A tortoise table has therefore become a popular alternative. This is usually a wooden structure, which can be mounted on legs, making a free-standing piece of furniture in a room. It needs to be equipped with a heat source, in terms of a lamp and also usually a thin heat mat, under thermostatic control. Lighting is provided by means of a special full spectrum light, with mimics the effect of sunlight. This is critical in helping to ensure healthy shell development.

There should also be a hide, where the young tortoise can retreat. When arranging decor within the confines of the table however, be sure that there is nothing that your tortoise can use as a stepping stone to get over the sides of the table, as even young tortoises may climb up here and could topple out over the edge on to the ground.

Setting up

Rather than starting out with a tortoise table therefore, it may be better to choose an indoor guinea pig or rabbit run. These have a solid plastic base and a detachable mesh top. The heat source can be arranged up at one end of the enclosure, creating a thermal gradient across the enclosure. Aim for a temperature of about 27°C (80°F) or so, with a thermometer at each end of the enclosure.

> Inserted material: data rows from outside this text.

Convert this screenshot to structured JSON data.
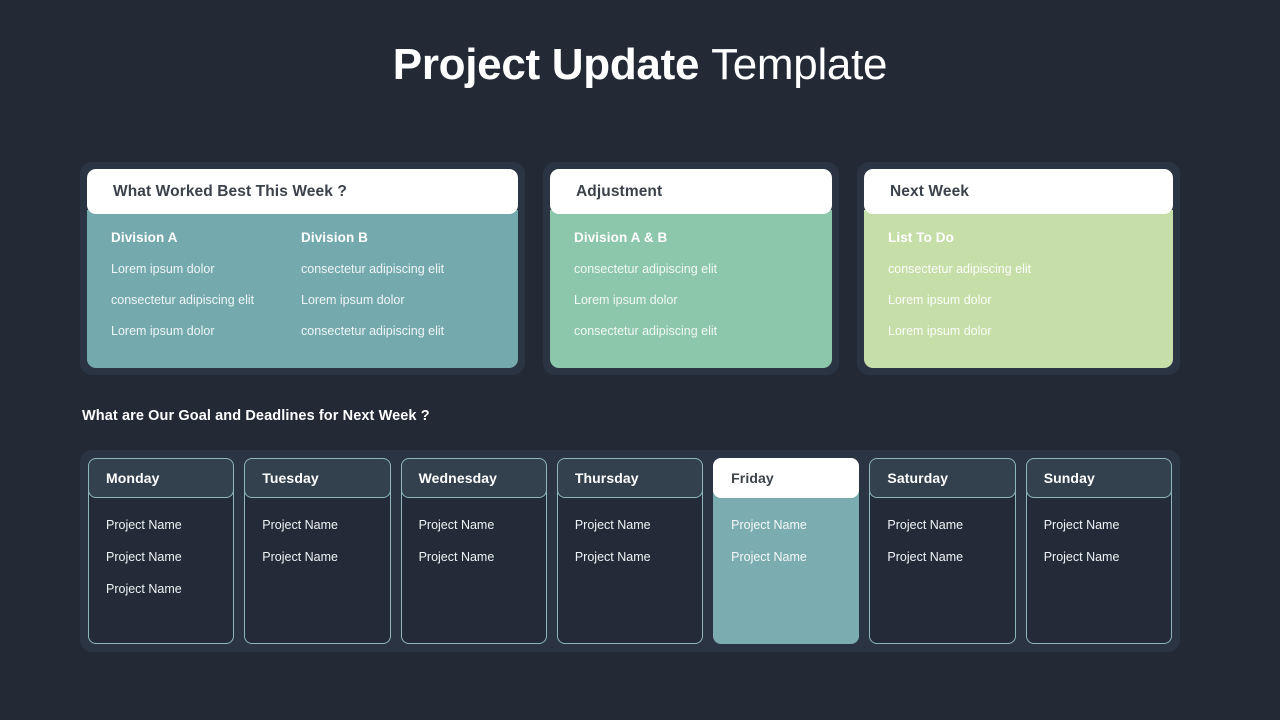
{
  "title": {
    "bold": "Project Update",
    "light": "Template"
  },
  "colors": {
    "page_background": "#232a36",
    "frame": "#2b3442",
    "teal": "#74aaae",
    "green": "#8cc7ab",
    "lime": "#c6dea8",
    "header_white": "#ffffff",
    "header_text": "#3c424b",
    "day_head": "#33414f",
    "day_body": "#232b38",
    "day_border": "#8fb6bb",
    "active_day_body": "#7aacb0"
  },
  "cards": [
    {
      "header": "What Worked Best This Week ?",
      "accent": "teal",
      "columns": [
        {
          "heading": "Division A",
          "items": [
            "Lorem ipsum dolor",
            "consectetur adipiscing elit",
            "Lorem ipsum dolor"
          ]
        },
        {
          "heading": "Division B",
          "items": [
            "consectetur adipiscing elit",
            "Lorem ipsum dolor",
            "consectetur adipiscing elit"
          ]
        }
      ]
    },
    {
      "header": "Adjustment",
      "accent": "green",
      "columns": [
        {
          "heading": "Division A & B",
          "items": [
            "consectetur adipiscing elit",
            "Lorem ipsum dolor",
            "consectetur adipiscing elit"
          ]
        }
      ]
    },
    {
      "header": "Next Week",
      "accent": "lime",
      "columns": [
        {
          "heading": "List To Do",
          "items": [
            "consectetur adipiscing elit",
            "Lorem ipsum dolor",
            "Lorem ipsum dolor"
          ]
        }
      ]
    }
  ],
  "subheading": "What are Our Goal and Deadlines for Next Week ?",
  "week": [
    {
      "day": "Monday",
      "active": false,
      "items": [
        "Project Name",
        "Project Name",
        "Project Name"
      ]
    },
    {
      "day": "Tuesday",
      "active": false,
      "items": [
        "Project Name",
        "Project Name"
      ]
    },
    {
      "day": "Wednesday",
      "active": false,
      "items": [
        "Project Name",
        "Project Name"
      ]
    },
    {
      "day": "Thursday",
      "active": false,
      "items": [
        "Project Name",
        "Project Name"
      ]
    },
    {
      "day": "Friday",
      "active": true,
      "items": [
        "Project Name",
        "Project Name"
      ]
    },
    {
      "day": "Saturday",
      "active": false,
      "items": [
        "Project Name",
        "Project Name"
      ]
    },
    {
      "day": "Sunday",
      "active": false,
      "items": [
        "Project Name",
        "Project Name"
      ]
    }
  ]
}
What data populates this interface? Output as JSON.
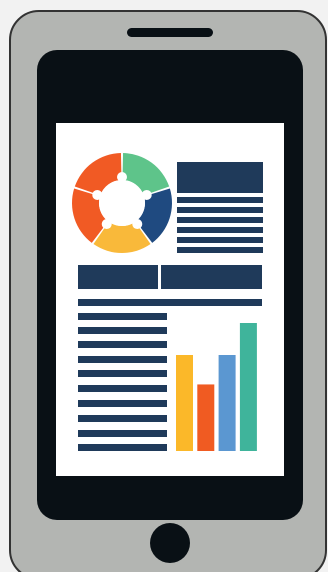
{
  "colors": {
    "phone_outline": "#333333",
    "phone_body": "#b3b5b2",
    "screen_frame": "#091015",
    "paper": "#ffffff",
    "text_block": "#1f3a5a"
  },
  "donut_segments": [
    {
      "color": "#5ec48a"
    },
    {
      "color": "#1f4a80"
    },
    {
      "color": "#f9b93a"
    },
    {
      "color": "#f15a24"
    },
    {
      "color": "#f15a24"
    }
  ],
  "chart_data": {
    "type": "bar",
    "categories": [
      "",
      "",
      "",
      ""
    ],
    "values": [
      0.75,
      0.52,
      0.75,
      1.0
    ],
    "ylim": [
      0,
      1
    ],
    "bar_colors": [
      "#fbb829",
      "#f05b22",
      "#5b97d1",
      "#3fb49b"
    ],
    "title": "",
    "xlabel": "",
    "ylabel": ""
  }
}
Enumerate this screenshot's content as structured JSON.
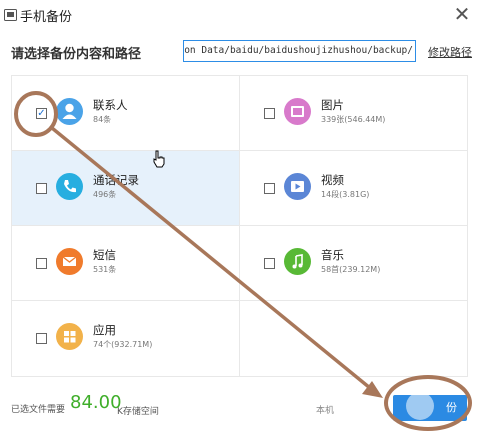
{
  "window": {
    "title": "手机备份"
  },
  "path": {
    "label": "请选择备份内容和路径",
    "value": "lication Data/baidu/baidushoujizhushou/backup/",
    "edit_label": "修改路径"
  },
  "items": [
    {
      "name": "联系人",
      "count": "84条",
      "checked": true,
      "icon": "contacts-icon",
      "color": "#4aa3e8"
    },
    {
      "name": "图片",
      "count": "339张(546.44M)",
      "checked": false,
      "icon": "pictures-icon",
      "color": "#d87acb"
    },
    {
      "name": "通话记录",
      "count": "496条",
      "checked": false,
      "icon": "call-log-icon",
      "color": "#27aee0"
    },
    {
      "name": "视频",
      "count": "14段(3.81G)",
      "checked": false,
      "icon": "video-icon",
      "color": "#5b86d6"
    },
    {
      "name": "短信",
      "count": "531条",
      "checked": false,
      "icon": "sms-icon",
      "color": "#f07b2c"
    },
    {
      "name": "音乐",
      "count": "58首(239.12M)",
      "checked": false,
      "icon": "music-icon",
      "color": "#58b936"
    },
    {
      "name": "应用",
      "count": "74个(932.71M)",
      "checked": false,
      "icon": "apps-icon",
      "color": "#f2b24a"
    }
  ],
  "footer": {
    "prefix": "已选文件需要",
    "size_value": "84.00",
    "suffix": "K存储空间",
    "local_label": "本机",
    "start_label": "份"
  },
  "colors": {
    "accent": "#2b8ae3",
    "size_green": "#3fae2a",
    "annotation": "#a8775a"
  }
}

The light source can also be suspended from the mesh, away from the heat lamp but again, out of reach of the tortoise. Check on the instructions when fitting the electrical components in place, and seek advice from an electrician if you are unsure.

Ensure the background temperature in the room is warm enough as well, around 21°C (70°F). This can otherwise be a drawback to keeping young tortoises outside a vivarium, especially if the room is unheated during the day, as they can then become chilled and their appetite will be poor, leaving them vulnerable to illness.

A big advantage of a converted rabbit run is that it can be placed outside in the summer, partly in the shade, allowing a small tortoise to benefit from exposure to sunlight and yet remain safe. Various potential predators, including gulls and urban foxes could otherwise prey on these reptiles at an early stage in life if they were roaming free in a run.


Be certain to ensure that the heat lamp in the tortoise's quarters is securely fixed in position, so that it cannot become dislodged. There was a recent case of a household fire caused by the heat source in the tortoise's enclosure falling down and coming into direct contact with the bedding.


Although it may not be the most attractive option, using newspaper or paper kitchen towel as bedding will be safer than choosing sand, as this could be very dangerous if swallowed by the young reptile, leading to an intestinal blockage. Paper is absorbent and easy to change, and it can also be cut into strips to create bedding.

Heavyweight food and water pots will be necessary too, so these cannot be tipped over. Stick as closely as possible to the diet which the tortoise has been used to previously, so as to reduce the risk of any digestive disturbance when you first acquire your new pet.


For information about hibernation, click here.

Britain's oldest recorded pet

Tortoises are the longest-lived of all land vertebrates, and obtaining a young tortoise today means that you could easily end up with a pet which will be passed down through succeeding generations of your family.

Timmy, a Mediterranean spur-thighed tortoise who lived at Powderham Castle in Devon was reckoned to be 165 years old when he died there in 2004, making him the UK's oldest resident at the time.

Timmy had arrived at the castle in 1892, although he spent his early life at sea, having been obtained originally from a Portuguese vessel by Captain John Courtenay of the Royal Navy back in 1854. The captain's descendants subsequently cared for Timmy right up until his death.